──────── Data for the task ────────

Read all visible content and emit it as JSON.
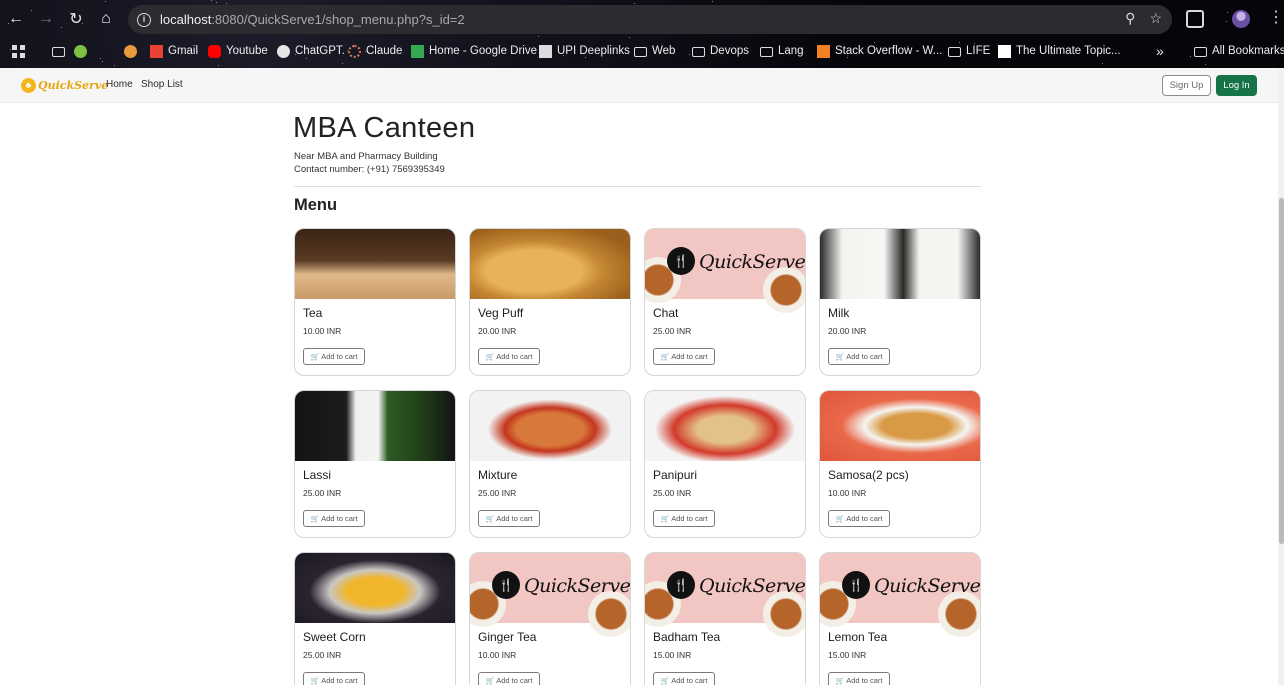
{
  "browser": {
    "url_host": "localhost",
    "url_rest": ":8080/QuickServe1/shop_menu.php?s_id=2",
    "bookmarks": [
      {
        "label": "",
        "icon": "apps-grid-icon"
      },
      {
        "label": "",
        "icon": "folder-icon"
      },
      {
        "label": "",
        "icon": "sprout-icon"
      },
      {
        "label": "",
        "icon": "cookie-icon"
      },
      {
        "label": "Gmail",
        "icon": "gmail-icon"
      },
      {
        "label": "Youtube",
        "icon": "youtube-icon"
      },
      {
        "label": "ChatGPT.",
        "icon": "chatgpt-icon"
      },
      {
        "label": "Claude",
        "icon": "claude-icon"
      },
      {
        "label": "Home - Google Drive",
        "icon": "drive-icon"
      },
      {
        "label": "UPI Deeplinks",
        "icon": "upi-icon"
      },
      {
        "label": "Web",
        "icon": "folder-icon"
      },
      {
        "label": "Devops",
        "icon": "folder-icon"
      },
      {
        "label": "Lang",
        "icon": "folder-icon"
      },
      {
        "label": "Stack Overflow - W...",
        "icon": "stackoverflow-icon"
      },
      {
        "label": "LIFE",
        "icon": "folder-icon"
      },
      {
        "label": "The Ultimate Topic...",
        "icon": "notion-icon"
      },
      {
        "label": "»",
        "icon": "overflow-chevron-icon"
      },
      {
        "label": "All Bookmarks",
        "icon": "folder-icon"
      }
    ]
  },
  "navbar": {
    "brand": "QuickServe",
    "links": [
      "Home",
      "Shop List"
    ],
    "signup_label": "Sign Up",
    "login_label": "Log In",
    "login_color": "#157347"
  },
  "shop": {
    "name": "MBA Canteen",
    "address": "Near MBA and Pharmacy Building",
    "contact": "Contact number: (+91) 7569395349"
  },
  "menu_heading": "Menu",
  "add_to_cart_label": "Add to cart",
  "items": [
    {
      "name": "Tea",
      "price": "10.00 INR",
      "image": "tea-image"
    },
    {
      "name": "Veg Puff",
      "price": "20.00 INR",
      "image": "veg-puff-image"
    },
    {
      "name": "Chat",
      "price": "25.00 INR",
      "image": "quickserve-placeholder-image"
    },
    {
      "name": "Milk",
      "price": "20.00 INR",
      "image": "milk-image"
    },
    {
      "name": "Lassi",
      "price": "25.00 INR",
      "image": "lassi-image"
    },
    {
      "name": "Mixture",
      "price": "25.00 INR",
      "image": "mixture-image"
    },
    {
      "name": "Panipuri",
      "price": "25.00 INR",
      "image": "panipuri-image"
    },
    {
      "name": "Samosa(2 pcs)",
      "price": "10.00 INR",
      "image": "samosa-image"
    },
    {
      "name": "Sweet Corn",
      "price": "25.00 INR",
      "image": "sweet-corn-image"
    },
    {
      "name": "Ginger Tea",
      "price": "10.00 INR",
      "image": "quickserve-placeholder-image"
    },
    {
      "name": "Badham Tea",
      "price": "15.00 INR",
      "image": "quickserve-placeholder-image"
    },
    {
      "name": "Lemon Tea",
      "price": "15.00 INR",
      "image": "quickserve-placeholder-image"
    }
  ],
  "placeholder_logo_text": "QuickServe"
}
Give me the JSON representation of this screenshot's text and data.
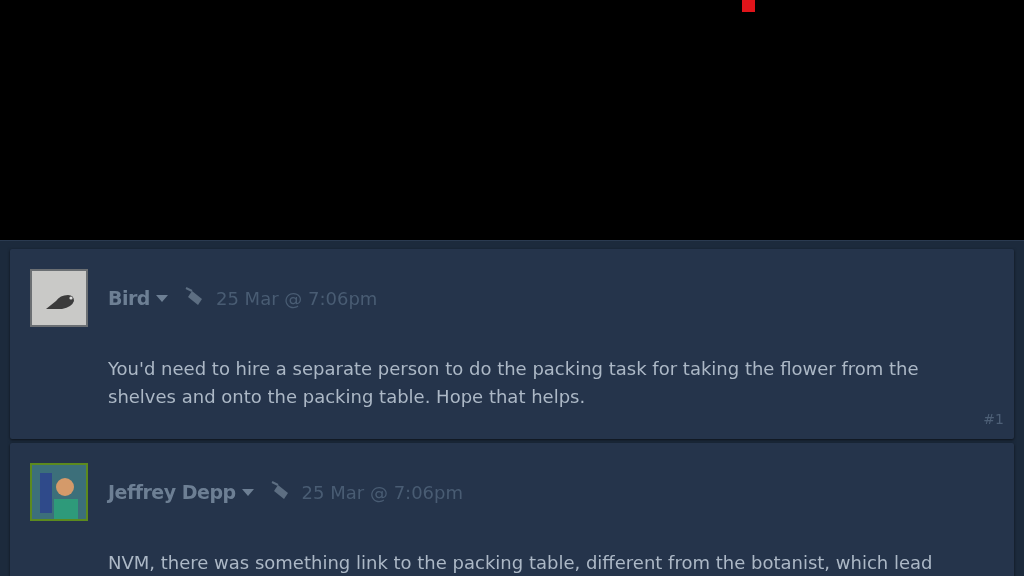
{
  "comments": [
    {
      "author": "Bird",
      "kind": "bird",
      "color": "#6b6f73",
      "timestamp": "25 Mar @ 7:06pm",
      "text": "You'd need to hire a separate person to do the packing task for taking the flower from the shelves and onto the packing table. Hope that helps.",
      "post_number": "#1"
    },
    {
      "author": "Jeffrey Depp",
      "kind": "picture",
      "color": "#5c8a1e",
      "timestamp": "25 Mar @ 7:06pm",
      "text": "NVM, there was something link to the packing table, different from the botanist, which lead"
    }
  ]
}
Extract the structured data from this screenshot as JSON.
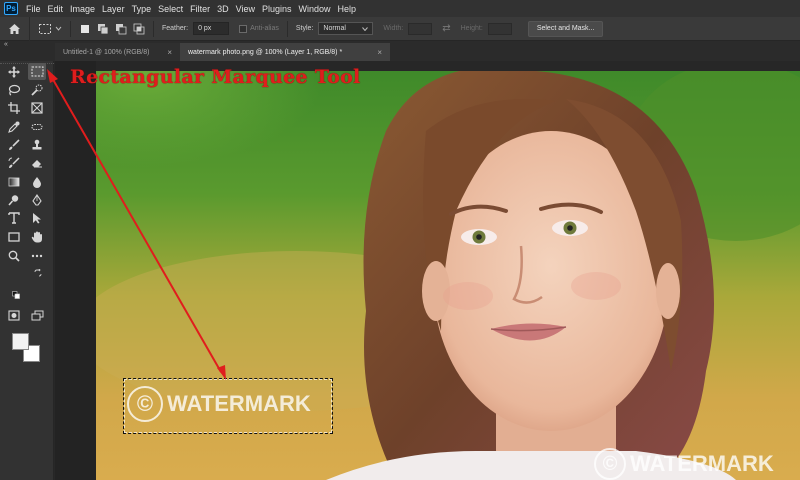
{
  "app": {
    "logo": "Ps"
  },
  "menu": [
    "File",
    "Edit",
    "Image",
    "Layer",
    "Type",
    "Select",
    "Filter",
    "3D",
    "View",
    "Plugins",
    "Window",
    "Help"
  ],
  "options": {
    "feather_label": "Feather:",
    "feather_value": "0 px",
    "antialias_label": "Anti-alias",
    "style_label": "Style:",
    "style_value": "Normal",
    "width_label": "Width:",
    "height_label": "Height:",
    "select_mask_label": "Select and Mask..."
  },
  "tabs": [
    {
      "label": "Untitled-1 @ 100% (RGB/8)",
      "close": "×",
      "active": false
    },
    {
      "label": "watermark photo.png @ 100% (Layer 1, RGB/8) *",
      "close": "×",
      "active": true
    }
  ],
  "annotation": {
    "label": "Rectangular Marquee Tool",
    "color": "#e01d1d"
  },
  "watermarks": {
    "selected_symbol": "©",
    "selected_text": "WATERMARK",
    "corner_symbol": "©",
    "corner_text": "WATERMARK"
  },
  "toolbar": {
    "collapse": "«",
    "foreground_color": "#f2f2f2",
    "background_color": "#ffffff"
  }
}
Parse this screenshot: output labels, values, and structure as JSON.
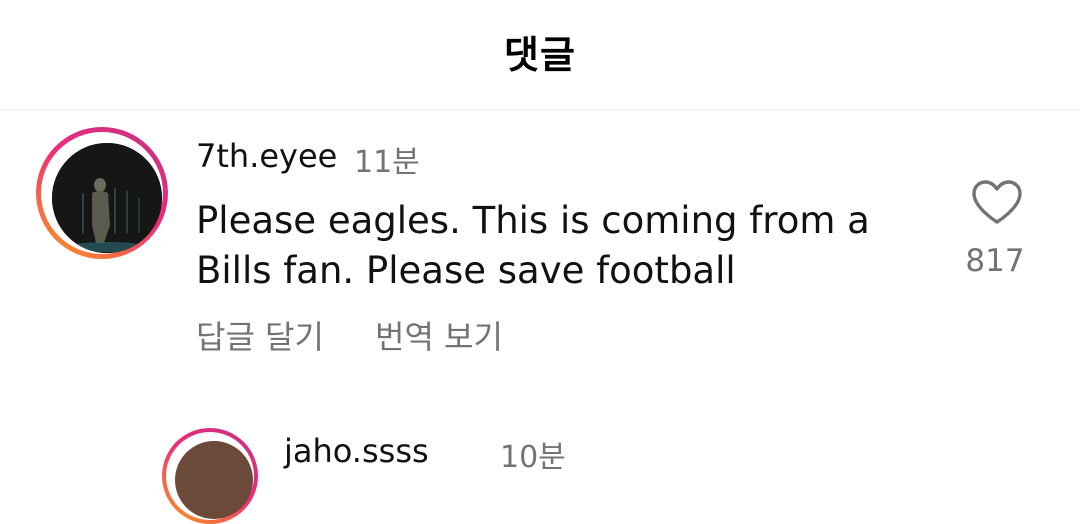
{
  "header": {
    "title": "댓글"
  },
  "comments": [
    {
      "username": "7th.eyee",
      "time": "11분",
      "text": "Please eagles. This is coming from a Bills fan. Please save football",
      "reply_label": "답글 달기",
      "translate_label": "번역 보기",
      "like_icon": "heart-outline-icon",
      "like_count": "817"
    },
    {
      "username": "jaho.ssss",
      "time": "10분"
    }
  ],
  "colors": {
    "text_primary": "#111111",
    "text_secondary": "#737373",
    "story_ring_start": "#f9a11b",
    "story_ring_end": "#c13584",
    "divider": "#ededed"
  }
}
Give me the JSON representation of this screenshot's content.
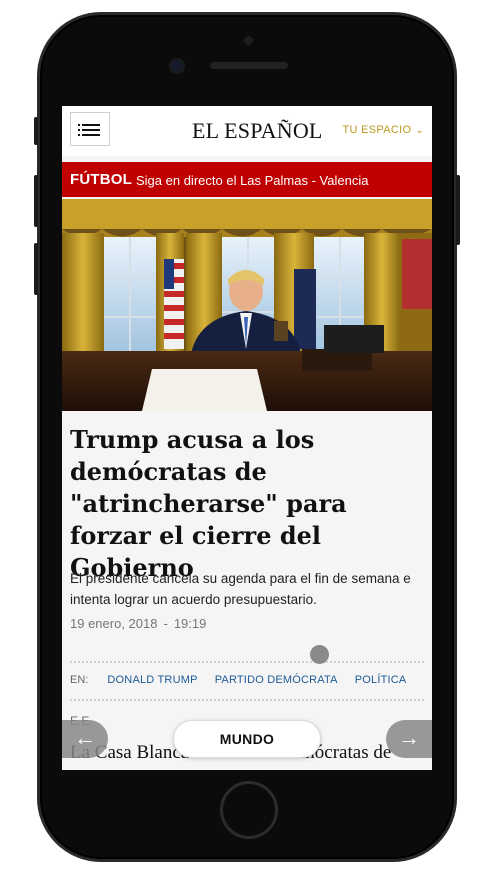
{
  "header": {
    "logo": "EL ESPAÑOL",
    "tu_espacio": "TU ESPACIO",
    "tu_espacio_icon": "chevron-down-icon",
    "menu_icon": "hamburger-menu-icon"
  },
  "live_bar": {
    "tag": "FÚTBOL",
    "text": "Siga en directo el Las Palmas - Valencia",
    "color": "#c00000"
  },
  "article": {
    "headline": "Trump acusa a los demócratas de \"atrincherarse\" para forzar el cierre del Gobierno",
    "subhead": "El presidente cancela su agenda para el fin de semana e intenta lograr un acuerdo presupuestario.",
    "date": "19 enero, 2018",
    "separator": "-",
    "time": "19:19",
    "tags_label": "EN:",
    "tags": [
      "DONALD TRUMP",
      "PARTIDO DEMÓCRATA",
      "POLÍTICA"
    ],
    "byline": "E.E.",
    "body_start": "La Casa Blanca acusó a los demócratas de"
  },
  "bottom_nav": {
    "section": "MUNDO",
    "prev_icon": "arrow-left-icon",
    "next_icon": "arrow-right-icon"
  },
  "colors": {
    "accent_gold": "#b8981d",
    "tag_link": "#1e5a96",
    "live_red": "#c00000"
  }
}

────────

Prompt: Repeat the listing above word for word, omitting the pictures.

Completed exercise:
Read all visible content and emit it as JSON.
{
  "browser": {
    "url_host": "localhost",
    "url_rest": ":8080/QuickServe1/shop_menu.php?s_id=2",
    "bookmarks": [
      {
        "label": "",
        "icon": "apps-grid-icon"
      },
      {
        "label": "",
        "icon": "folder-icon"
      },
      {
        "label": "",
        "icon": "sprout-icon"
      },
      {
        "label": "",
        "icon": "cookie-icon"
      },
      {
        "label": "Gmail",
        "icon": "gmail-icon"
      },
      {
        "label": "Youtube",
        "icon": "youtube-icon"
      },
      {
        "label": "ChatGPT.",
        "icon": "chatgpt-icon"
      },
      {
        "label": "Claude",
        "icon": "claude-icon"
      },
      {
        "label": "Home - Google Drive",
        "icon": "drive-icon"
      },
      {
        "label": "UPI Deeplinks",
        "icon": "upi-icon"
      },
      {
        "label": "Web",
        "icon": "folder-icon"
      },
      {
        "label": "Devops",
        "icon": "folder-icon"
      },
      {
        "label": "Lang",
        "icon": "folder-icon"
      },
      {
        "label": "Stack Overflow - W...",
        "icon": "stackoverflow-icon"
      },
      {
        "label": "LIFE",
        "icon": "folder-icon"
      },
      {
        "label": "The Ultimate Topic...",
        "icon": "notion-icon"
      },
      {
        "label": "»",
        "icon": "overflow-chevron-icon"
      },
      {
        "label": "All Bookmarks",
        "icon": "folder-icon"
      }
    ]
  },
  "navbar": {
    "brand": "QuickServe",
    "links": [
      "Home",
      "Shop List"
    ],
    "signup_label": "Sign Up",
    "login_label": "Log In",
    "login_color": "#157347"
  },
  "shop": {
    "name": "MBA Canteen",
    "address": "Near MBA and Pharmacy Building",
    "contact": "Contact number: (+91) 7569395349"
  },
  "menu_heading": "Menu",
  "add_to_cart_label": "Add to cart",
  "items": [
    {
      "name": "Tea",
      "price": "10.00 INR",
      "image": "tea-image"
    },
    {
      "name": "Veg Puff",
      "price": "20.00 INR",
      "image": "veg-puff-image"
    },
    {
      "name": "Chat",
      "price": "25.00 INR",
      "image": "quickserve-placeholder-image"
    },
    {
      "name": "Milk",
      "price": "20.00 INR",
      "image": "milk-image"
    },
    {
      "name": "Lassi",
      "price": "25.00 INR",
      "image": "lassi-image"
    },
    {
      "name": "Mixture",
      "price": "25.00 INR",
      "image": "mixture-image"
    },
    {
      "name": "Panipuri",
      "price": "25.00 INR",
      "image": "panipuri-image"
    },
    {
      "name": "Samosa(2 pcs)",
      "price": "10.00 INR",
      "image": "samosa-image"
    },
    {
      "name": "Sweet Corn",
      "price": "25.00 INR",
      "image": "sweet-corn-image"
    },
    {
      "name": "Ginger Tea",
      "price": "10.00 INR",
      "image": "quickserve-placeholder-image"
    },
    {
      "name": "Badham Tea",
      "price": "15.00 INR",
      "image": "quickserve-placeholder-image"
    },
    {
      "name": "Lemon Tea",
      "price": "15.00 INR",
      "image": "quickserve-placeholder-image"
    }
  ],
  "placeholder_logo_text": "QuickServe"
}
Give me the JSON representation of this screenshot's text and data.
{
  "comments": [
    {
      "author": "Bird",
      "kind": "bird",
      "color": "#6b6f73",
      "timestamp": "25 Mar @ 7:06pm",
      "text": "You'd need to hire a separate person to do the packing task for taking the flower from the shelves and onto the packing table. Hope that helps.",
      "post_number": "#1"
    },
    {
      "author": "Jeffrey Depp",
      "kind": "picture",
      "color": "#5c8a1e",
      "timestamp": "25 Mar @ 7:06pm",
      "text": "NVM, there was something link to the packing table, different from the botanist, which lead"
    }
  ]
}
Extract the structured data from this screenshot as JSON.
{
  "app": {
    "logo": "Ps"
  },
  "menu": [
    "File",
    "Edit",
    "Image",
    "Layer",
    "Type",
    "Select",
    "Filter",
    "3D",
    "View",
    "Plugins",
    "Window",
    "Help"
  ],
  "options": {
    "feather_label": "Feather:",
    "feather_value": "0 px",
    "antialias_label": "Anti-alias",
    "style_label": "Style:",
    "style_value": "Normal",
    "width_label": "Width:",
    "height_label": "Height:",
    "select_mask_label": "Select and Mask..."
  },
  "tabs": [
    {
      "label": "Untitled-1 @ 100% (RGB/8)",
      "close": "×",
      "active": false
    },
    {
      "label": "watermark photo.png @ 100% (Layer 1, RGB/8) *",
      "close": "×",
      "active": true
    }
  ],
  "annotation": {
    "label": "Rectangular Marquee Tool",
    "color": "#e01d1d"
  },
  "watermarks": {
    "selected_symbol": "©",
    "selected_text": "WATERMARK",
    "corner_symbol": "©",
    "corner_text": "WATERMARK"
  },
  "toolbar": {
    "collapse": "«",
    "foreground_color": "#f2f2f2",
    "background_color": "#ffffff"
  }
}
Parse this screenshot: output labels, values, and structure as JSON.
{
  "header": {
    "title": "댓글"
  },
  "comments": [
    {
      "username": "7th.eyee",
      "time": "11분",
      "text": "Please eagles. This is coming from a Bills fan. Please save football",
      "reply_label": "답글 달기",
      "translate_label": "번역 보기",
      "like_icon": "heart-outline-icon",
      "like_count": "817"
    },
    {
      "username": "jaho.ssss",
      "time": "10분"
    }
  ],
  "colors": {
    "text_primary": "#111111",
    "text_secondary": "#737373",
    "story_ring_start": "#f9a11b",
    "story_ring_end": "#c13584",
    "divider": "#ededed"
  }
}
Give me the JSON representation of this screenshot's content.
{
  "header": {
    "logo": "EL ESPAÑOL",
    "tu_espacio": "TU ESPACIO",
    "tu_espacio_icon": "chevron-down-icon",
    "menu_icon": "hamburger-menu-icon"
  },
  "live_bar": {
    "tag": "FÚTBOL",
    "text": "Siga en directo el Las Palmas - Valencia",
    "color": "#c00000"
  },
  "article": {
    "headline": "Trump acusa a los demócratas de \"atrincherarse\" para forzar el cierre del Gobierno",
    "subhead": "El presidente cancela su agenda para el fin de semana e intenta lograr un acuerdo presupuestario.",
    "date": "19 enero, 2018",
    "separator": "-",
    "time": "19:19",
    "tags_label": "EN:",
    "tags": [
      "DONALD TRUMP",
      "PARTIDO DEMÓCRATA",
      "POLÍTICA"
    ],
    "byline": "E.E.",
    "body_start": "La Casa Blanca acusó a los demócratas de"
  },
  "bottom_nav": {
    "section": "MUNDO",
    "prev_icon": "arrow-left-icon",
    "next_icon": "arrow-right-icon"
  },
  "colors": {
    "accent_gold": "#b8981d",
    "tag_link": "#1e5a96",
    "live_red": "#c00000"
  }
}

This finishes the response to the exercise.